PROBLEM →
Determine how many lines in the listing hold "this" and give only that number.
*** Begin section ***
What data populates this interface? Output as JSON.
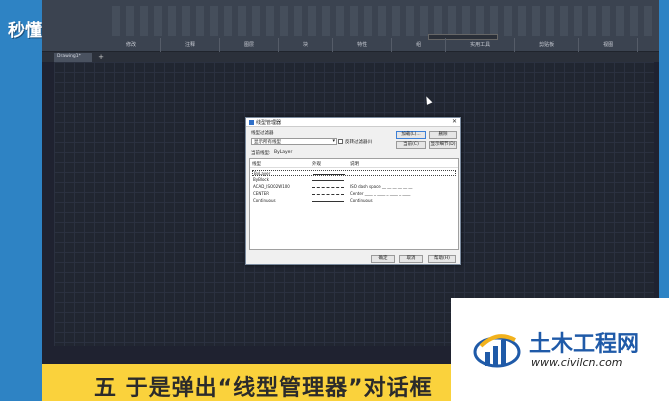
{
  "logo": "秒懂视频",
  "ribbon": {
    "groups": [
      "修改",
      "注释",
      "图层",
      "块",
      "特性",
      "组",
      "实用工具",
      "剪贴板",
      "视图"
    ]
  },
  "tabs": {
    "document": "Drawing1*",
    "add": "+"
  },
  "dialog": {
    "title": "线型管理器",
    "filter_label": "线型过滤器",
    "filter_value": "显示所有线型",
    "invert_label": "反转过滤器(I)",
    "load_button": "加载(L)...",
    "delete_button": "删除",
    "current_button": "当前(C)",
    "details_button": "显示细节(D)",
    "current_linetype_label": "当前线型:",
    "current_linetype_value": "ByLayer",
    "columns": {
      "linetype": "线型",
      "appearance": "外观",
      "description": "说明"
    },
    "rows": [
      {
        "name": "ByLayer",
        "description": ""
      },
      {
        "name": "ByBlock",
        "description": ""
      },
      {
        "name": "ACAD_ISO02W100",
        "description": "ISO dash space __ __ __ __ __ __"
      },
      {
        "name": "CENTER",
        "description": "Center ____ _ ____ _ ____ _ ____"
      },
      {
        "name": "Continuous",
        "description": "Continuous"
      }
    ],
    "ok_button": "确定",
    "cancel_button": "取消",
    "help_button": "帮助(H)"
  },
  "caption": "五 于是弹出“线型管理器”对话框",
  "watermark": {
    "name": "土木工程网",
    "url": "www.civilcn.com"
  },
  "colors": {
    "background": "#2e83c4",
    "caption_bar": "#fad23c",
    "canvas": "#212631",
    "watermark_blue": "#1f5aa8"
  }
}
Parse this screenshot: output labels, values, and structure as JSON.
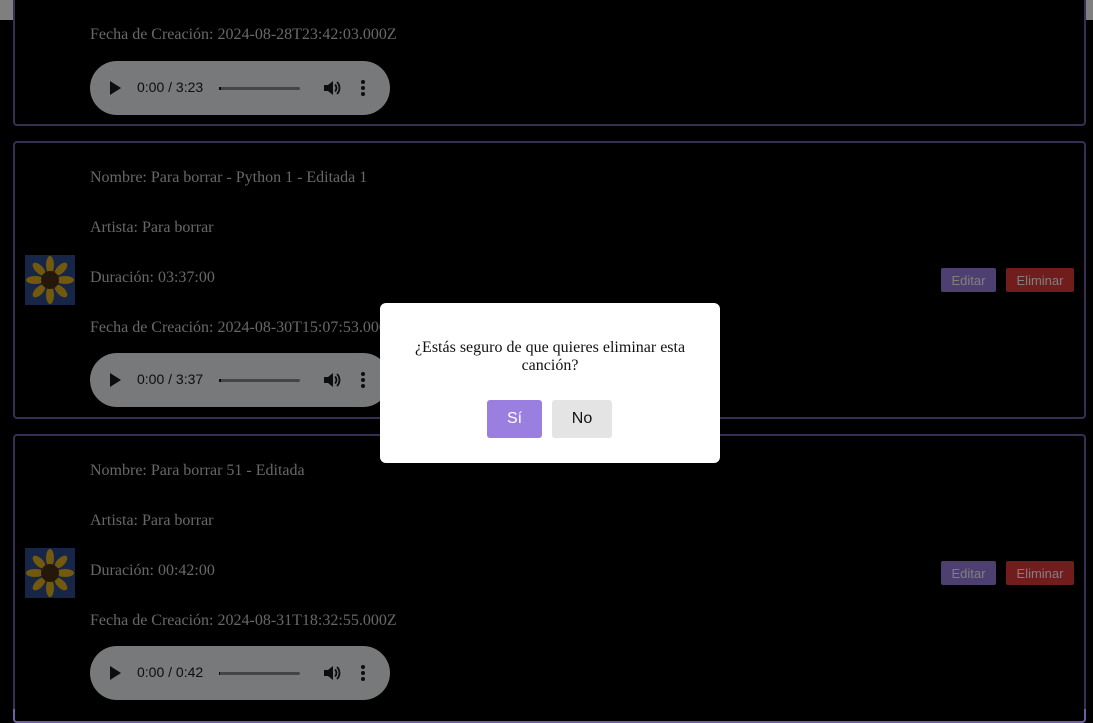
{
  "songs": [
    {
      "nombre": "",
      "artista": "",
      "duracion": "",
      "fecha": "Fecha de Creación: 2024-08-28T23:42:03.000Z",
      "player_time": "0:00 / 3:23",
      "progress": 0
    },
    {
      "nombre": "Nombre: Para borrar - Python 1 - Editada 1",
      "artista": "Artista: Para borrar",
      "duracion": "Duración: 03:37:00",
      "fecha": "Fecha de Creación: 2024-08-30T15:07:53.000Z",
      "player_time": "0:00 / 3:37",
      "progress": 0
    },
    {
      "nombre": "Nombre: Para borrar 51 - Editada",
      "artista": "Artista: Para borrar",
      "duracion": "Duración: 00:42:00",
      "fecha": "Fecha de Creación: 2024-08-31T18:32:55.000Z",
      "player_time": "0:00 / 0:42",
      "progress": 0
    }
  ],
  "actions": {
    "edit_label": "Editar",
    "delete_label": "Eliminar"
  },
  "dialog": {
    "message": "¿Estás seguro de que quieres eliminar esta canción?",
    "yes_label": "Sí",
    "no_label": "No"
  },
  "colors": {
    "accent": "#9b7fe0",
    "danger": "#e23a3a",
    "card_border": "#6f5da8"
  },
  "icons": {
    "thumbnail": "sunflower-image",
    "play": "play-icon",
    "volume": "volume-icon",
    "more": "more-vert-icon"
  }
}
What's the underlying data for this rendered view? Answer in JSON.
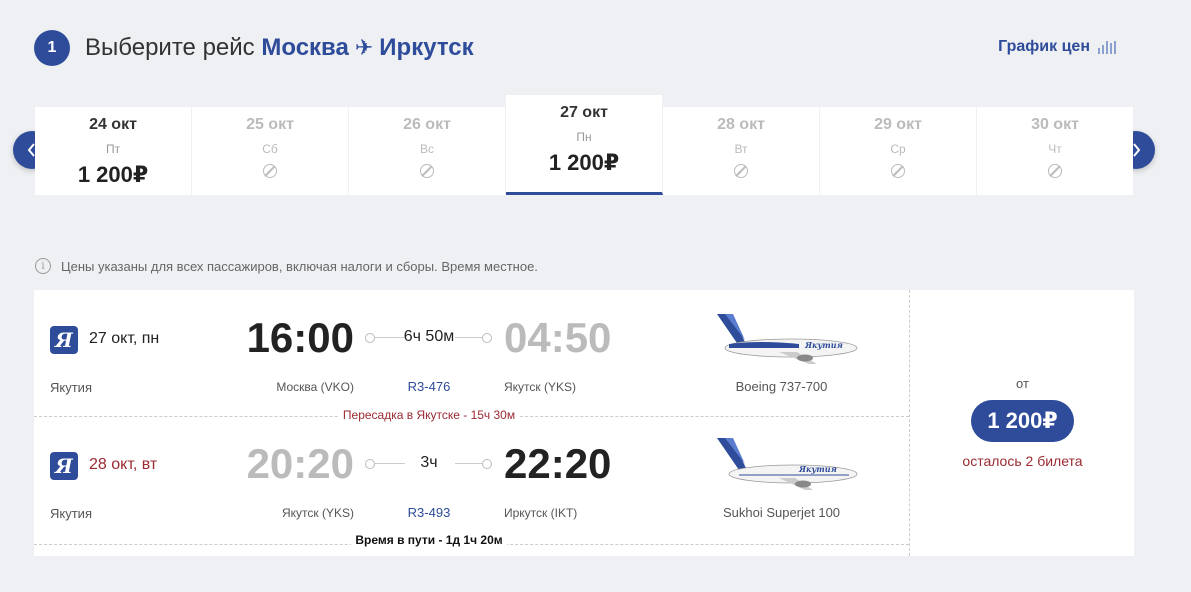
{
  "header": {
    "step": "1",
    "title_prefix": "Выберите рейс",
    "origin": "Москва",
    "destination": "Иркутск",
    "price_chart_label": "График цен"
  },
  "dates": [
    {
      "date": "24 окт",
      "weekday": "Пт",
      "price": "1 200₽",
      "available": true,
      "selected": false
    },
    {
      "date": "25 окт",
      "weekday": "Сб",
      "price": null,
      "available": false,
      "selected": false
    },
    {
      "date": "26 окт",
      "weekday": "Вс",
      "price": null,
      "available": false,
      "selected": false
    },
    {
      "date": "27 окт",
      "weekday": "Пн",
      "price": "1 200₽",
      "available": true,
      "selected": true
    },
    {
      "date": "28 окт",
      "weekday": "Вт",
      "price": null,
      "available": false,
      "selected": false
    },
    {
      "date": "29 окт",
      "weekday": "Ср",
      "price": null,
      "available": false,
      "selected": false
    },
    {
      "date": "30 окт",
      "weekday": "Чт",
      "price": null,
      "available": false,
      "selected": false
    }
  ],
  "notice": "Цены указаны для всех пассажиров, включая налоги и сборы. Время местное.",
  "segments": [
    {
      "airline_logo": "Я",
      "date": "27 окт, пн",
      "airline": "Якутия",
      "dep_time": "16:00",
      "arr_time": "04:50",
      "duration": "6ч 50м",
      "from_airport": "Москва (VKO)",
      "flight_no": "R3-476",
      "to_airport": "Якутск (YKS)",
      "aircraft": "Boeing 737-700"
    },
    {
      "airline_logo": "Я",
      "date": "28 окт, вт",
      "airline": "Якутия",
      "dep_time": "20:20",
      "arr_time": "22:20",
      "duration": "3ч",
      "from_airport": "Якутск (YKS)",
      "flight_no": "R3-493",
      "to_airport": "Иркутск (IKT)",
      "aircraft": "Sukhoi Superjet 100"
    }
  ],
  "transfer": "Пересадка в Якутске - 15ч 30м",
  "total_time": "Время в пути - 1д 1ч 20м",
  "price": {
    "from_label": "от",
    "amount": "1 200₽",
    "tickets_left": "осталось 2 билета"
  },
  "colors": {
    "accent": "#2e4c9a",
    "alert": "#9b2a32",
    "background": "#eef0f3"
  }
}
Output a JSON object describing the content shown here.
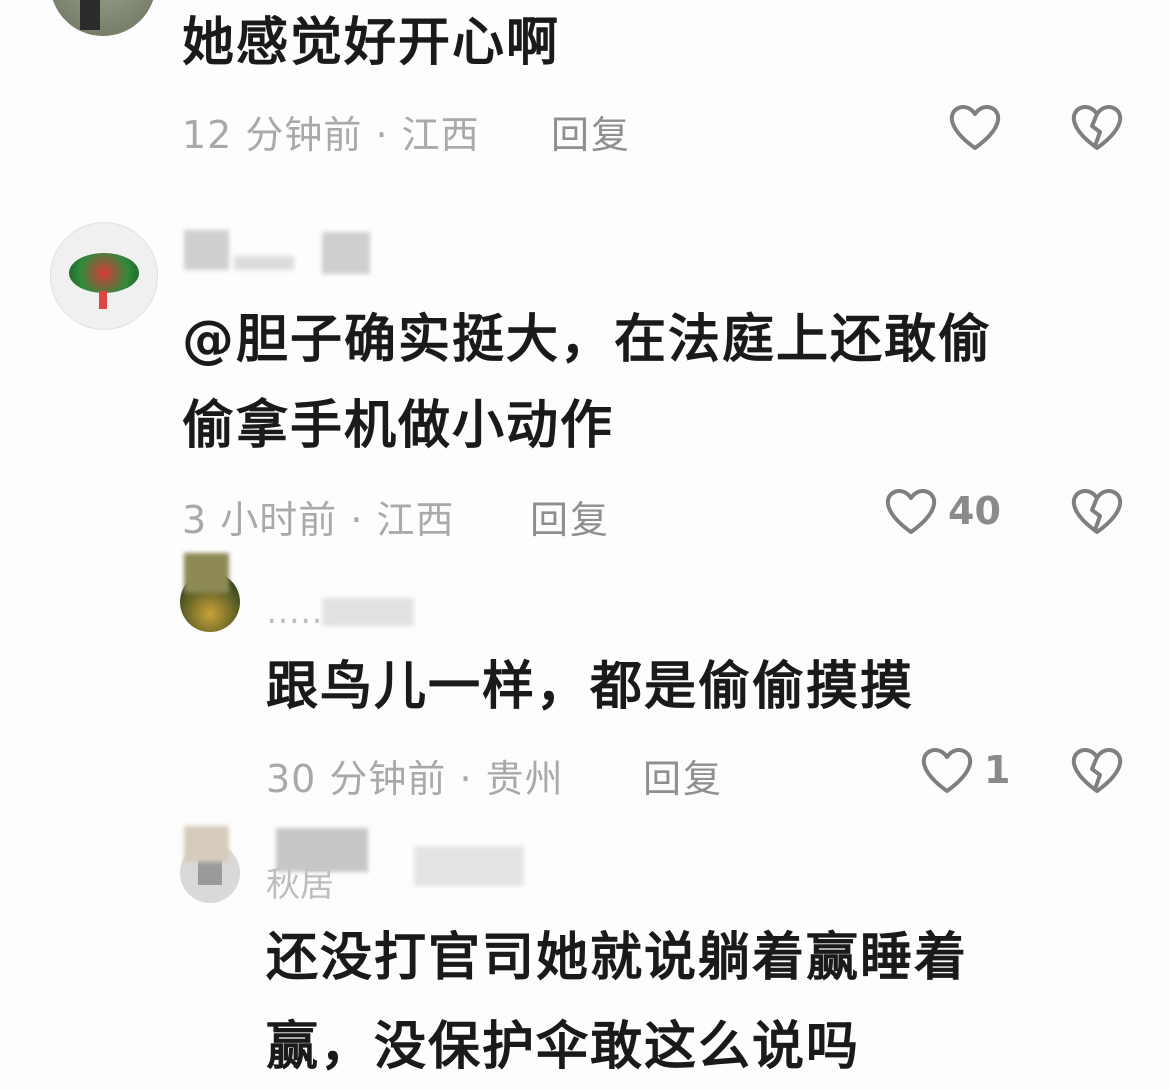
{
  "comments": [
    {
      "text": "她感觉好开心啊",
      "meta": "12 分钟前 · 江西",
      "reply_label": "回复",
      "likes": ""
    },
    {
      "text_lines": [
        "@胆子确实挺大，在法庭上还敢偷",
        "偷拿手机做小动作"
      ],
      "meta": "3 小时前 · 江西",
      "reply_label": "回复",
      "likes": "40"
    },
    {
      "name": "……",
      "text": "跟鸟儿一样，都是偷偷摸摸",
      "meta": "30 分钟前 · 贵州",
      "reply_label": "回复",
      "likes": "1"
    },
    {
      "name": "秋居",
      "text_lines": [
        "还没打官司她就说躺着赢睡着",
        "赢，没保护伞敢这么说吗"
      ]
    }
  ],
  "icons": {
    "like": "heart-outline-icon",
    "dislike": "broken-heart-icon"
  },
  "colors": {
    "text": "#1a1a1a",
    "meta": "#a9a9a9",
    "reply": "#8f8f8f",
    "icon": "#7f7f7f"
  }
}
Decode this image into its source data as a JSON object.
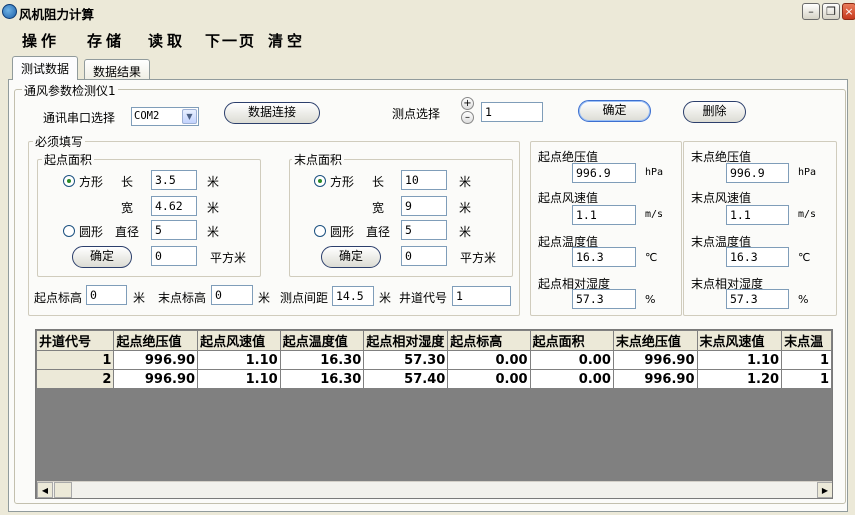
{
  "window": {
    "title": "风机阻力计算"
  },
  "menu": [
    "操作",
    "存储",
    "读取",
    "下一页",
    "清空"
  ],
  "tabs": [
    "测试数据",
    "数据结果"
  ],
  "group_title": "通风参数检测仪1",
  "serial": {
    "label": "通讯串口选择",
    "value": "COM2",
    "connect_button": "数据连接"
  },
  "point_select": {
    "label": "测点选择",
    "value": "1",
    "confirm_button": "确定",
    "delete_button": "删除"
  },
  "required_title": "必须填写",
  "start_area": {
    "title": "起点面积",
    "square_label": "方形",
    "length_label": "长",
    "length": "3.5",
    "width_label": "宽",
    "width": "4.62",
    "circle_label": "圆形",
    "diameter_label": "直径",
    "diameter": "5",
    "unit_m": "米",
    "confirm": "确定",
    "area": "0",
    "area_unit": "平方米",
    "selected": "square"
  },
  "end_area": {
    "title": "末点面积",
    "square_label": "方形",
    "length_label": "长",
    "length": "10",
    "width_label": "宽",
    "width": "9",
    "circle_label": "圆形",
    "diameter_label": "直径",
    "diameter": "5",
    "unit_m": "米",
    "confirm": "确定",
    "area": "0",
    "area_unit": "平方米",
    "selected": "square"
  },
  "bottom_row": {
    "start_elev_label": "起点标高",
    "start_elev": "0",
    "unit_m": "米",
    "end_elev_label": "末点标高",
    "end_elev": "0",
    "spacing_label": "测点间距",
    "spacing": "14.5",
    "well_label": "井道代号",
    "well": "1"
  },
  "start_readings": {
    "pressure_label": "起点绝压值",
    "pressure": "996.9",
    "pressure_unit": "hPa",
    "wind_label": "起点风速值",
    "wind": "1.1",
    "wind_unit": "m/s",
    "temp_label": "起点温度值",
    "temp": "16.3",
    "temp_unit": "℃",
    "humidity_label": "起点相对湿度",
    "humidity": "57.3",
    "humidity_unit": "%"
  },
  "end_readings": {
    "pressure_label": "末点绝压值",
    "pressure": "996.9",
    "pressure_unit": "hPa",
    "wind_label": "末点风速值",
    "wind": "1.1",
    "wind_unit": "m/s",
    "temp_label": "末点温度值",
    "temp": "16.3",
    "temp_unit": "℃",
    "humidity_label": "末点相对湿度",
    "humidity": "57.3",
    "humidity_unit": "%"
  },
  "table": {
    "columns": [
      "井道代号",
      "起点绝压值",
      "起点风速值",
      "起点温度值",
      "起点相对湿度",
      "起点标高",
      "起点面积",
      "末点绝压值",
      "末点风速值",
      "末点温"
    ],
    "rows": [
      [
        "1",
        "996.90",
        "1.10",
        "16.30",
        "57.30",
        "0.00",
        "0.00",
        "996.90",
        "1.10",
        "1"
      ],
      [
        "2",
        "996.90",
        "1.10",
        "16.30",
        "57.40",
        "0.00",
        "0.00",
        "996.90",
        "1.20",
        "1"
      ]
    ]
  }
}
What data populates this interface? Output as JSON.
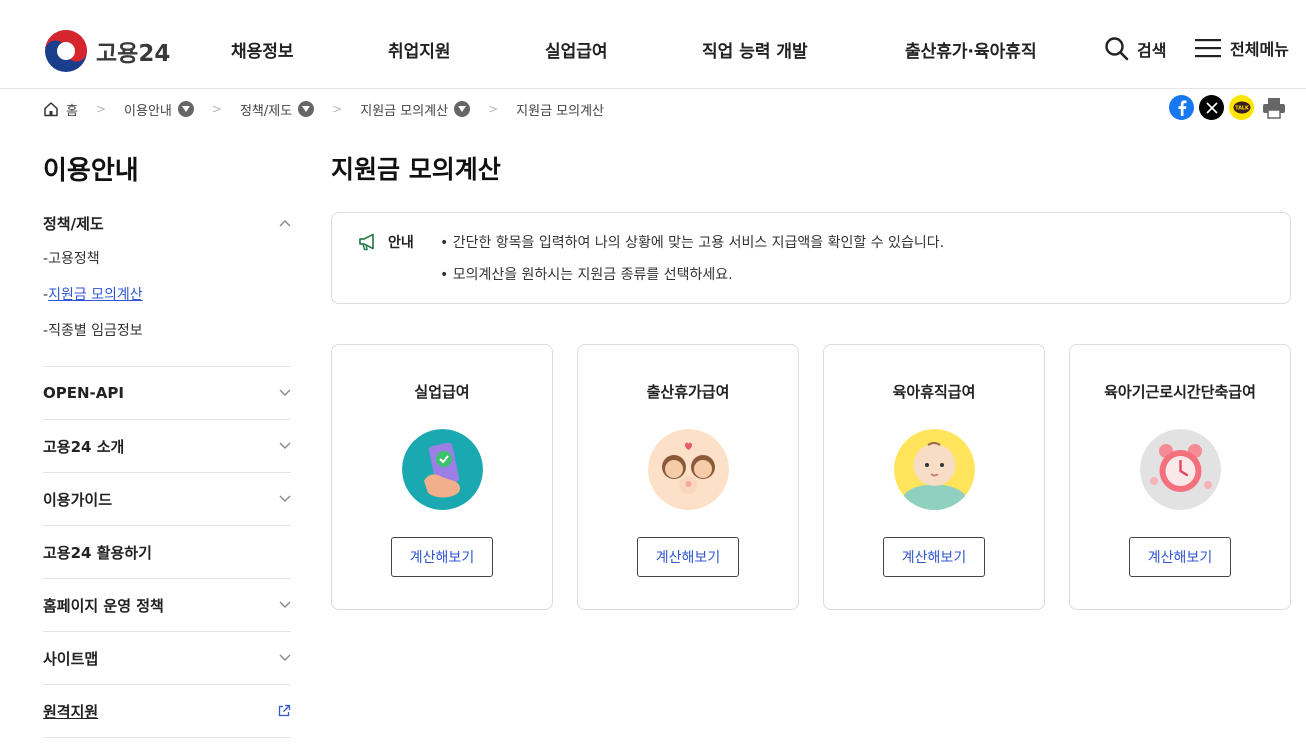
{
  "header": {
    "logo_text": "고용24",
    "nav": [
      "채용정보",
      "취업지원",
      "실업급여",
      "직업 능력 개발",
      "출산휴가·육아휴직"
    ],
    "search_label": "검색",
    "menu_label": "전체메뉴"
  },
  "breadcrumb": {
    "home": "홈",
    "items": [
      "이용안내",
      "정책/제도",
      "지원금 모의계산"
    ],
    "current": "지원금 모의계산"
  },
  "share": {
    "icons": [
      "facebook-icon",
      "x-icon",
      "kakaotalk-icon",
      "print-icon"
    ],
    "talk_text": "TALK"
  },
  "sidebar": {
    "title": "이용안내",
    "groups": [
      {
        "label": "정책/제도",
        "open": true,
        "children": [
          "고용정책",
          "지원금 모의계산",
          "직종별 임금정보"
        ]
      },
      {
        "label": "OPEN-API"
      },
      {
        "label": "고용24 소개"
      },
      {
        "label": "이용가이드"
      },
      {
        "label": "고용24 활용하기"
      },
      {
        "label": "홈페이지 운영 정책"
      },
      {
        "label": "사이트맵"
      },
      {
        "label": "원격지원"
      }
    ],
    "sub_prefix": "-"
  },
  "main": {
    "title": "지원금 모의계산",
    "notice": {
      "label": "안내",
      "lines": [
        "• 간단한 항목을 입력하여 나의 상황에 맞는 고용 서비스 지급액을 확인할 수 있습니다.",
        "• 모의계산을 원하시는 지원금 종류를 선택하세요."
      ]
    },
    "cards": [
      {
        "title": "실업급여",
        "button": "계산해보기"
      },
      {
        "title": "출산휴가급여",
        "button": "계산해보기"
      },
      {
        "title": "육아휴직급여",
        "button": "계산해보기"
      },
      {
        "title": "육아기근로시간단축급여",
        "button": "계산해보기"
      }
    ]
  },
  "colors": {
    "link_blue": "#3056d3",
    "facebook": "#1877f2",
    "kakao": "#fee500"
  }
}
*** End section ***
TASK ANSWER →
5